'''
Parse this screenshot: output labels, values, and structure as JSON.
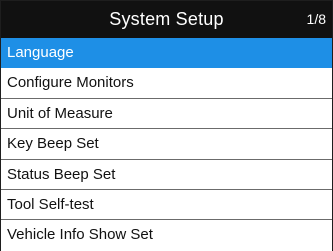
{
  "header": {
    "title": "System Setup",
    "page_indicator": "1/8"
  },
  "menu": {
    "selected_index": 0,
    "items": [
      {
        "label": "Language"
      },
      {
        "label": "Configure Monitors"
      },
      {
        "label": "Unit of Measure"
      },
      {
        "label": "Key Beep Set"
      },
      {
        "label": "Status Beep Set"
      },
      {
        "label": "Tool Self-test"
      },
      {
        "label": "Vehicle Info Show Set"
      }
    ]
  },
  "colors": {
    "header_background": "#111111",
    "selection_highlight": "#1e8fe6",
    "divider": "#6b6b6b"
  }
}
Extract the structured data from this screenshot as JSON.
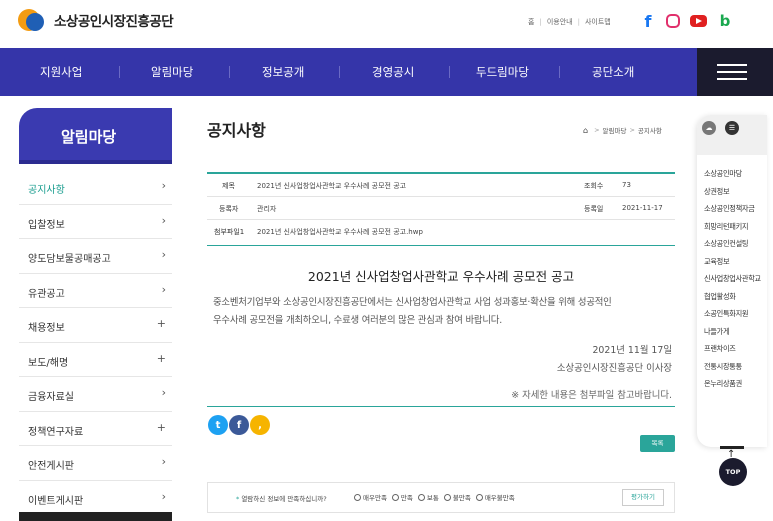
{
  "header": {
    "logo_text": "소상공인시장진흥공단",
    "utils": [
      "홈",
      "이용안내",
      "사이트맵"
    ],
    "social": [
      "facebook-icon",
      "instagram-icon",
      "youtube-icon",
      "blog-icon"
    ],
    "blog_letter": "b"
  },
  "nav": {
    "items": [
      "지원사업",
      "알림마당",
      "정보공개",
      "경영공시",
      "두드림마당",
      "공단소개"
    ]
  },
  "sidebar": {
    "title": "알림마당",
    "items": [
      {
        "label": "공지사항",
        "mark": "›"
      },
      {
        "label": "입찰정보",
        "mark": "›"
      },
      {
        "label": "양도담보물공매공고",
        "mark": "›"
      },
      {
        "label": "유관공고",
        "mark": "›"
      },
      {
        "label": "채용정보",
        "mark": "+"
      },
      {
        "label": "보도/해명",
        "mark": "+"
      },
      {
        "label": "금융자료실",
        "mark": "›"
      },
      {
        "label": "정책연구자료",
        "mark": "+"
      },
      {
        "label": "안전게시판",
        "mark": "›"
      },
      {
        "label": "이벤트게시판",
        "mark": "›"
      }
    ]
  },
  "page": {
    "title": "공지사항",
    "breadcrumb": [
      "알림마당",
      "공지사항"
    ]
  },
  "info": {
    "title_key": "제목",
    "title_val": "2021년 신사업창업사관학교 우수사례 공모전 공고",
    "views_key": "조회수",
    "views_val": "73",
    "author_key": "등록자",
    "author_val": "관리자",
    "date_key": "등록일",
    "date_val": "2021-11-17",
    "file_key": "첨부파일1",
    "file_val": "2021년 신사업창업사관학교 우수사례 공모전 공고.hwp"
  },
  "post": {
    "title": "2021년 신사업창업사관학교 우수사례 공모전 공고",
    "line1": "중소벤처기업부와 소상공인시장진흥공단에서는 신사업창업사관학교 사업 성과홍보·확산을 위해 성공적인",
    "line2": "우수사례 공모전을 개최하오니, 수료생 여러분의 많은 관심과 참여 바랍니다.",
    "date": "2021년 11월 17일",
    "org": "소상공인시장진흥공단 이사장",
    "note": "※ 자세한 내용은 첨부파일 참고바랍니다."
  },
  "buttons": {
    "list": "목록",
    "rate": "평가하기",
    "top": "TOP"
  },
  "survey": {
    "star": "*",
    "question": "열람하신 정보에 만족하십니까?",
    "options": [
      "매우만족",
      "만족",
      "보통",
      "불만족",
      "매우불만족"
    ]
  },
  "quick": {
    "items": [
      "소상공인마당",
      "상권정보",
      "소상공인정책자금",
      "희망리턴패키지",
      "소상공인컨설팅",
      "교육정보",
      "신사업창업사관학교",
      "협업활성화",
      "소공인특화지원",
      "나들가게",
      "프랜차이즈",
      "전통시장통통",
      "온누리상품권"
    ]
  }
}
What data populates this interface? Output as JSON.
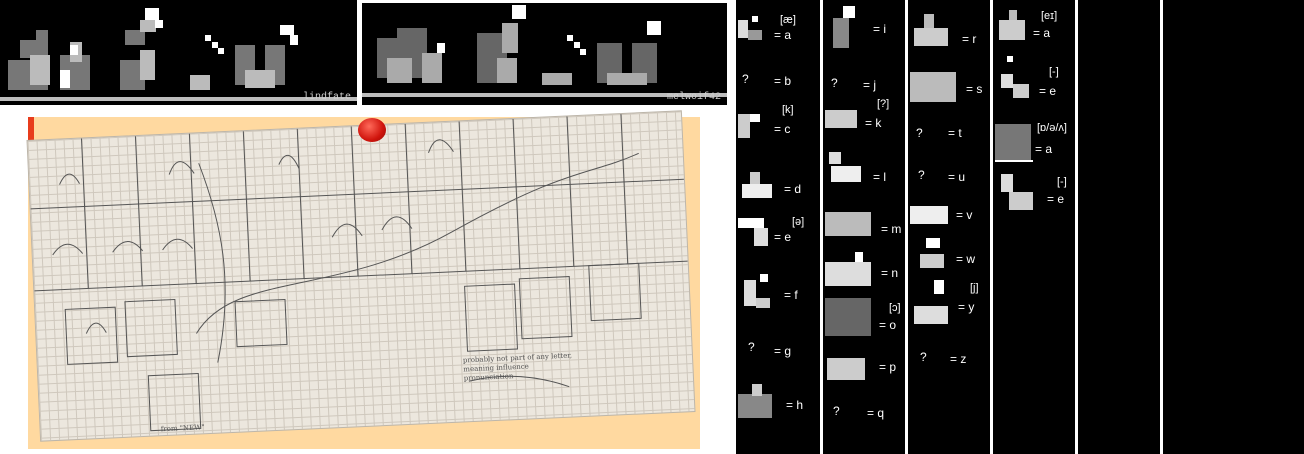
{
  "panels": {
    "left_credit": "lindfate",
    "right_credit": "melwoif42"
  },
  "key": {
    "col1": [
      {
        "ipa": "[æ]",
        "letter": "= a"
      },
      {
        "unknown": "?",
        "letter": "= b"
      },
      {
        "ipa": "[k]",
        "letter": "= c"
      },
      {
        "letter": "= d"
      },
      {
        "ipa": "[ə]",
        "letter": "= e"
      },
      {
        "letter": "= f"
      },
      {
        "unknown": "?",
        "letter": "= g"
      },
      {
        "letter": "= h"
      }
    ],
    "col2": [
      {
        "letter": "= i"
      },
      {
        "unknown": "?",
        "letter": "= j"
      },
      {
        "ipa": "[?]",
        "letter": "= k"
      },
      {
        "letter": "= l"
      },
      {
        "letter": "= m"
      },
      {
        "letter": "= n"
      },
      {
        "ipa": "[ɔ]",
        "letter": "= o"
      },
      {
        "letter": "= p"
      },
      {
        "unknown": "?",
        "letter": "= q"
      }
    ],
    "col3": [
      {
        "letter": "= r"
      },
      {
        "letter": "= s"
      },
      {
        "unknown": "?",
        "letter": "= t"
      },
      {
        "unknown": "?",
        "letter": "= u"
      },
      {
        "letter": "= v"
      },
      {
        "letter": "= w"
      },
      {
        "ipa": "[j]",
        "letter": "= y"
      },
      {
        "unknown": "?",
        "letter": "= z"
      }
    ],
    "col4": [
      {
        "ipa": "[eɪ]",
        "letter": "= a"
      },
      {
        "ipa": "[-]",
        "letter": "= e"
      },
      {
        "ipa": "[ɒ/ə/ʌ]",
        "letter": "= a"
      },
      {
        "ipa": "[-]",
        "letter": "= e"
      }
    ]
  },
  "notebook": {
    "note_probably": "probably not part of any letter, meaning influence pronunciation",
    "note_new": "from \"NEW\""
  },
  "colors": {
    "black": "#000000",
    "paper": "#ece7de",
    "sticky": "#ffd9a0",
    "pin": "#d0140c"
  }
}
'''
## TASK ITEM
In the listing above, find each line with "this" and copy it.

## WRITTEN SOLUTION
Parse this screenshot: output labels, values, and structure as JSON.
Extract the structured data from this screenshot as JSON.
What data populates this interface? Output as JSON.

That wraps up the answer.